* _YOUR GOAL_: For the material that follows, list every line containing the word "Linux".

* _DATA SUPPLIED_:
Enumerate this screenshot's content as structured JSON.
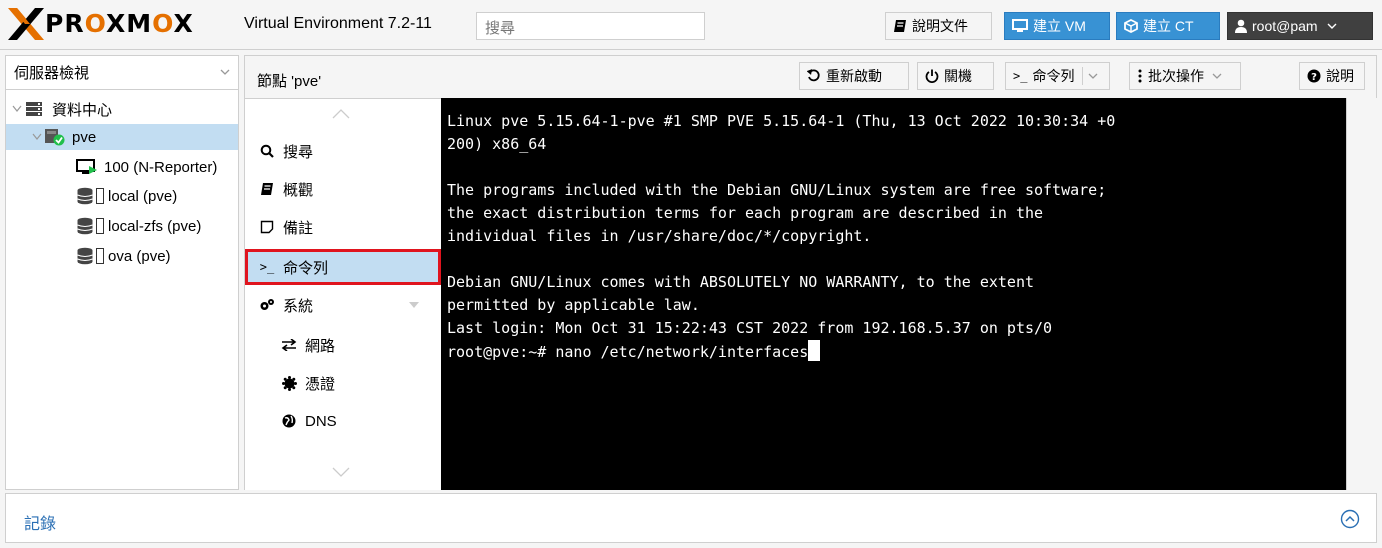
{
  "header": {
    "logo_text": "PROXMOX",
    "version": "Virtual Environment 7.2-11",
    "search_placeholder": "搜尋",
    "docs_label": "說明文件",
    "create_vm_label": "建立 VM",
    "create_ct_label": "建立 CT",
    "user_label": "root@pam"
  },
  "tree": {
    "view_label": "伺服器檢視",
    "items": [
      {
        "label": "資料中心",
        "icon": "datacenter-icon"
      },
      {
        "label": "pve",
        "icon": "node-online-icon"
      },
      {
        "label": "100 (N-Reporter)",
        "icon": "vm-running-icon"
      },
      {
        "label": "local (pve)",
        "icon": "storage-icon"
      },
      {
        "label": "local-zfs (pve)",
        "icon": "storage-icon"
      },
      {
        "label": "ova (pve)",
        "icon": "storage-icon"
      }
    ]
  },
  "node": {
    "title": "節點 'pve'",
    "reboot_label": "重新啟動",
    "shutdown_label": "關機",
    "shell_label": "命令列",
    "bulk_label": "批次操作",
    "help_label": "說明"
  },
  "menu": {
    "items": [
      {
        "label": "搜尋",
        "icon": "search-icon"
      },
      {
        "label": "概觀",
        "icon": "book-icon"
      },
      {
        "label": "備註",
        "icon": "note-icon"
      },
      {
        "label": "命令列",
        "icon": "terminal-icon"
      },
      {
        "label": "系統",
        "icon": "gears-icon"
      },
      {
        "label": "網路",
        "icon": "exchange-icon"
      },
      {
        "label": "憑證",
        "icon": "certificate-icon"
      },
      {
        "label": "DNS",
        "icon": "globe-icon"
      }
    ]
  },
  "terminal": {
    "lines": [
      "Linux pve 5.15.64-1-pve #1 SMP PVE 5.15.64-1 (Thu, 13 Oct 2022 10:30:34 +0",
      "200) x86_64",
      "",
      "The programs included with the Debian GNU/Linux system are free software;",
      "the exact distribution terms for each program are described in the",
      "individual files in /usr/share/doc/*/copyright.",
      "",
      "Debian GNU/Linux comes with ABSOLUTELY NO WARRANTY, to the extent",
      "permitted by applicable law.",
      "Last login: Mon Oct 31 15:22:43 CST 2022 from 192.168.5.37 on pts/0",
      "root@pve:~# nano /etc/network/interfaces"
    ]
  },
  "log": {
    "title": "記錄"
  },
  "colors": {
    "accent": "#3892d4",
    "brand_orange": "#e57000",
    "selection": "#c2ddf2",
    "highlight_border": "#e0141e"
  }
}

* _ANSWER TO THE EXERCISE_:
      "Linux pve 5.15.64-1-pve #1 SMP PVE 5.15.64-1 (Thu, 13 Oct 2022 10:30:34 +0",
      "The programs included with the Debian GNU/Linux system are free software;",
      "Debian GNU/Linux comes with ABSOLUTELY NO WARRANTY, to the extent",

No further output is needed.